Start of Available data

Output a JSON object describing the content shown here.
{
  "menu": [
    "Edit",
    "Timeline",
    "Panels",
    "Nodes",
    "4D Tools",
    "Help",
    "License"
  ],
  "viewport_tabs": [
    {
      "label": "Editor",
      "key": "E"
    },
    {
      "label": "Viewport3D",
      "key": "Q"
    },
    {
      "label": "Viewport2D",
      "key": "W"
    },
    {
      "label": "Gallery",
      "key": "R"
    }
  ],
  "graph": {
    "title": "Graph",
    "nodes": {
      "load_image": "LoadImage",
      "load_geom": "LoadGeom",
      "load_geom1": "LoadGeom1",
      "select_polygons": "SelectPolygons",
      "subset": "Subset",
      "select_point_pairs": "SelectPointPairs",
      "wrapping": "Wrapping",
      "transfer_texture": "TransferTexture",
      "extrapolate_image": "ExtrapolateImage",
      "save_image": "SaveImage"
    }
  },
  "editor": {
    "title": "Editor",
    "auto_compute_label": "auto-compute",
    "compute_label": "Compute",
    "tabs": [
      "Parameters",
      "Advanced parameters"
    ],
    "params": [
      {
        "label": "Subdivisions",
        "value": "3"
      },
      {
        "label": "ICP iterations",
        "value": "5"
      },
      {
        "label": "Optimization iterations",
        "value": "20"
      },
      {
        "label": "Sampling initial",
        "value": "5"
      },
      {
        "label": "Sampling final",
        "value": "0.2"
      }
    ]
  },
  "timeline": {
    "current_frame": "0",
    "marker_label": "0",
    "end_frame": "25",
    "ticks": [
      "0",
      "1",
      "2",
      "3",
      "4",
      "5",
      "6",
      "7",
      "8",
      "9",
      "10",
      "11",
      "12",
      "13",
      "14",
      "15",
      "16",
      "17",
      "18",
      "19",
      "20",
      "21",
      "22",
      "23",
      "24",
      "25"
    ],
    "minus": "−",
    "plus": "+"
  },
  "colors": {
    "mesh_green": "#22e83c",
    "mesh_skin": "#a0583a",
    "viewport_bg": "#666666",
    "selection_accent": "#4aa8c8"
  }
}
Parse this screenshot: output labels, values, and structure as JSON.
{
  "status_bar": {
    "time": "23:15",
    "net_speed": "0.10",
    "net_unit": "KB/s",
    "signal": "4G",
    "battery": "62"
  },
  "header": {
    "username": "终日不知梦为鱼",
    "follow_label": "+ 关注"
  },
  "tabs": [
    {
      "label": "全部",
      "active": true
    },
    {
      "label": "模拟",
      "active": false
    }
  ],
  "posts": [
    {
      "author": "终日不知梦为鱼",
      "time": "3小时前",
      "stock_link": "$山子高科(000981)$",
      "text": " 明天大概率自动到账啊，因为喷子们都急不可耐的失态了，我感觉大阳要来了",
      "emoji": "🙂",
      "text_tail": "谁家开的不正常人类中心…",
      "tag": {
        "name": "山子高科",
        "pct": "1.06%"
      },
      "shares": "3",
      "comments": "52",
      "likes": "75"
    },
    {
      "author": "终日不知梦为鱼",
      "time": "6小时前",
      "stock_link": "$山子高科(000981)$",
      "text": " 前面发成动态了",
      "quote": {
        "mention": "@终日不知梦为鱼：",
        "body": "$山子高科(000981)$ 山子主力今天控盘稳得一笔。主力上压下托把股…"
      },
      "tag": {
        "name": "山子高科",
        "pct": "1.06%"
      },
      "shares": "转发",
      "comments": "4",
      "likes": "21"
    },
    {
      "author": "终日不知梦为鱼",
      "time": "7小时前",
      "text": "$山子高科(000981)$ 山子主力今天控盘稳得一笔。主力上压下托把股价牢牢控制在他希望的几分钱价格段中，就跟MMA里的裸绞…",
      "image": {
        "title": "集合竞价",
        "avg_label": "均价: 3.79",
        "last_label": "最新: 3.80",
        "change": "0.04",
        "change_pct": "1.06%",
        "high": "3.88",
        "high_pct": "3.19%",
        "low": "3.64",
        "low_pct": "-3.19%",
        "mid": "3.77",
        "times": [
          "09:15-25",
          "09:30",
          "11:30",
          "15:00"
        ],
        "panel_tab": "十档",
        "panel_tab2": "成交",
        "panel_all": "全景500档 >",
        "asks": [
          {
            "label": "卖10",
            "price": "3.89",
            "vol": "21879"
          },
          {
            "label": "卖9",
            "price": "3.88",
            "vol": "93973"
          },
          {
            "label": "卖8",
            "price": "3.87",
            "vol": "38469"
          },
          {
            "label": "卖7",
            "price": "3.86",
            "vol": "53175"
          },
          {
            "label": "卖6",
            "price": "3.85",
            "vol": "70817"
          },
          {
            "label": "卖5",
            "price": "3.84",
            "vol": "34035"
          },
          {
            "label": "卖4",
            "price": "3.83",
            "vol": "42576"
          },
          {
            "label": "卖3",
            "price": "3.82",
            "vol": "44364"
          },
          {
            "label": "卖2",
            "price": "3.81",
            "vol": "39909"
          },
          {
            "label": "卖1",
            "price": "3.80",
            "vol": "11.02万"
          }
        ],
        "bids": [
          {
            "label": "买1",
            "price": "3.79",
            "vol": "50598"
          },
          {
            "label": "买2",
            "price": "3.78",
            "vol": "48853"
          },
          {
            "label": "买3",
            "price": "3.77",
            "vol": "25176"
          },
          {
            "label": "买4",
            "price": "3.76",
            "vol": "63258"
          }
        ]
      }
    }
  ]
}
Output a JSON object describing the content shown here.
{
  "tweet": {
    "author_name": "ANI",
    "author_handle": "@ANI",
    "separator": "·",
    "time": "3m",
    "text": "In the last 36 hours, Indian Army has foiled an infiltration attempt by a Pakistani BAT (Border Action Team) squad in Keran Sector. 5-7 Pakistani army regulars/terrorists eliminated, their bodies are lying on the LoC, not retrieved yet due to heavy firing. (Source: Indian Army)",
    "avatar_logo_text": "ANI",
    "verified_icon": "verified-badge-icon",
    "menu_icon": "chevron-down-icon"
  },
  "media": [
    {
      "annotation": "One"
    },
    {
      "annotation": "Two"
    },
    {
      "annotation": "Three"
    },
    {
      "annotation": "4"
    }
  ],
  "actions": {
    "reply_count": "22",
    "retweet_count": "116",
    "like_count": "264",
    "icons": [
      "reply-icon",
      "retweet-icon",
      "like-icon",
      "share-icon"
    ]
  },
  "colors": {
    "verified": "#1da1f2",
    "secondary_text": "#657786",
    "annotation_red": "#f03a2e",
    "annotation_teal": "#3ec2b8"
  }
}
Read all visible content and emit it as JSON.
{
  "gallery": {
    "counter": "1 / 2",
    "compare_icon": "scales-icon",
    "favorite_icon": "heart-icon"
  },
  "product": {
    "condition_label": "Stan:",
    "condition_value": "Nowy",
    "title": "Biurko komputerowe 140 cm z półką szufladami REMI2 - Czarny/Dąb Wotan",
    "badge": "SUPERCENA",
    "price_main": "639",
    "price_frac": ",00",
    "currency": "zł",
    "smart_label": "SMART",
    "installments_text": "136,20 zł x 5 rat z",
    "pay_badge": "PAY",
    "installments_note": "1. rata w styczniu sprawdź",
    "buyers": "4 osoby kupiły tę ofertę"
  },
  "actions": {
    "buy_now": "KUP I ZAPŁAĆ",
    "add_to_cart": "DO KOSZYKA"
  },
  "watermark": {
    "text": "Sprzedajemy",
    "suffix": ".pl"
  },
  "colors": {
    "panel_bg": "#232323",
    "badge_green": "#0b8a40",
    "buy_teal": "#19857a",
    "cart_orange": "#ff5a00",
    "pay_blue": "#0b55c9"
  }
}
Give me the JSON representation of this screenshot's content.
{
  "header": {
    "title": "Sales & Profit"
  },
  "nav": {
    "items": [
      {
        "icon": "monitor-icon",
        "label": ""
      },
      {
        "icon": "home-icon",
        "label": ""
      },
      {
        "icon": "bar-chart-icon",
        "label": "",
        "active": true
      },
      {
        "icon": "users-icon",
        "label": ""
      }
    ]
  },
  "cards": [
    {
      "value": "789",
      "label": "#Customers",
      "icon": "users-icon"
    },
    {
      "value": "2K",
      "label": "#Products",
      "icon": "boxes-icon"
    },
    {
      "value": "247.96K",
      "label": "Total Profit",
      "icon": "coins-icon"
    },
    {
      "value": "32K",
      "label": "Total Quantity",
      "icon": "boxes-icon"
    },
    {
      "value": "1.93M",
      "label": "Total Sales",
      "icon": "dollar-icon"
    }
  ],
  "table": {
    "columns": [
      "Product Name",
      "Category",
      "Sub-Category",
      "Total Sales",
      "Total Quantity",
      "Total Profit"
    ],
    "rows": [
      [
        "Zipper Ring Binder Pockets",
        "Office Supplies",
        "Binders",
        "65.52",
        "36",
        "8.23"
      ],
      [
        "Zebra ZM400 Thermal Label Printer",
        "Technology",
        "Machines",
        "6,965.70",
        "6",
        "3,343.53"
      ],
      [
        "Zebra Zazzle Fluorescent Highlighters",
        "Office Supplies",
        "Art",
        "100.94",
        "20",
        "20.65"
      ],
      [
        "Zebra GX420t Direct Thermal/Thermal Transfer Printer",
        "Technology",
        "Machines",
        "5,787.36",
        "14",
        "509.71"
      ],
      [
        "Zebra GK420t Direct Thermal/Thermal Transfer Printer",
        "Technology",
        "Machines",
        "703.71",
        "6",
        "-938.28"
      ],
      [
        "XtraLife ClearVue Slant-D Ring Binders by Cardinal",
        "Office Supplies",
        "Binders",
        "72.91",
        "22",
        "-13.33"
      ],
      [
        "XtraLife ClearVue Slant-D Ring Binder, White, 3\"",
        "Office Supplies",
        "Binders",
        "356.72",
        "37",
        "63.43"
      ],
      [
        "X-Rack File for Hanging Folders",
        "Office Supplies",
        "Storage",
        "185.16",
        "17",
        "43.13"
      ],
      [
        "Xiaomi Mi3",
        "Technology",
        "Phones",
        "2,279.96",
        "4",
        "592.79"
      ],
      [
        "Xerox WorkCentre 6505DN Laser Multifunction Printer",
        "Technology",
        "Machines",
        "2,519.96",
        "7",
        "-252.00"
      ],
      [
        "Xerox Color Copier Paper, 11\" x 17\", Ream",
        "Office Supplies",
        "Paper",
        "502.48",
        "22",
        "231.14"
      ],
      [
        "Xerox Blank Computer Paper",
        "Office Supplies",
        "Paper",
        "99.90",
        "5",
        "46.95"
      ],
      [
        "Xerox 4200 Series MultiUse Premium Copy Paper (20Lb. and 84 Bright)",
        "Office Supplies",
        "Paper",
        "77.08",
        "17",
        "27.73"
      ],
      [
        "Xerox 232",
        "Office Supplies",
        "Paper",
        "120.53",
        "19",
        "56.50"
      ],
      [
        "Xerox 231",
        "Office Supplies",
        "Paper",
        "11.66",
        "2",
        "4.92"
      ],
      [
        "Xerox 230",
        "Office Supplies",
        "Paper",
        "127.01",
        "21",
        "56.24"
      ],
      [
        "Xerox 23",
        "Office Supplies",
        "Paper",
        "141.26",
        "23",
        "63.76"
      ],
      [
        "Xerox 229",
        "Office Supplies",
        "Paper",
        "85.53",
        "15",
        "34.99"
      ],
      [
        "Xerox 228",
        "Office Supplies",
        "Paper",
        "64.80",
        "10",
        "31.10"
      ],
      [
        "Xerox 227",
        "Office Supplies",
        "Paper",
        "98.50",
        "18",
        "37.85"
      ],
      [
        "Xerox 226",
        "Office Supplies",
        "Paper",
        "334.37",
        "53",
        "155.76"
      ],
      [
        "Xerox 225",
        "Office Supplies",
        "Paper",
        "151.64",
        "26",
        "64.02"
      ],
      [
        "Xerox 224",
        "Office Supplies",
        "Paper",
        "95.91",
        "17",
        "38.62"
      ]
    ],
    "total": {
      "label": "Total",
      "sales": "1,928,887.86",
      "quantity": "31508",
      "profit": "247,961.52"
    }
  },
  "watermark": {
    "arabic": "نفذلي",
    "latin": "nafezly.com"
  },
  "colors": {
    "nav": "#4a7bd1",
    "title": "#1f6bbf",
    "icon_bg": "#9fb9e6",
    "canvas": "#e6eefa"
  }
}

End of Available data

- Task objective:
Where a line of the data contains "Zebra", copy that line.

- Worked solution:
        "Zebra ZM400 Thermal Label Printer",
        "Zebra Zazzle Fluorescent Highlighters",
        "Zebra GX420t Direct Thermal/Thermal Transfer Printer",
        "Zebra GK420t Direct Thermal/Thermal Transfer Printer",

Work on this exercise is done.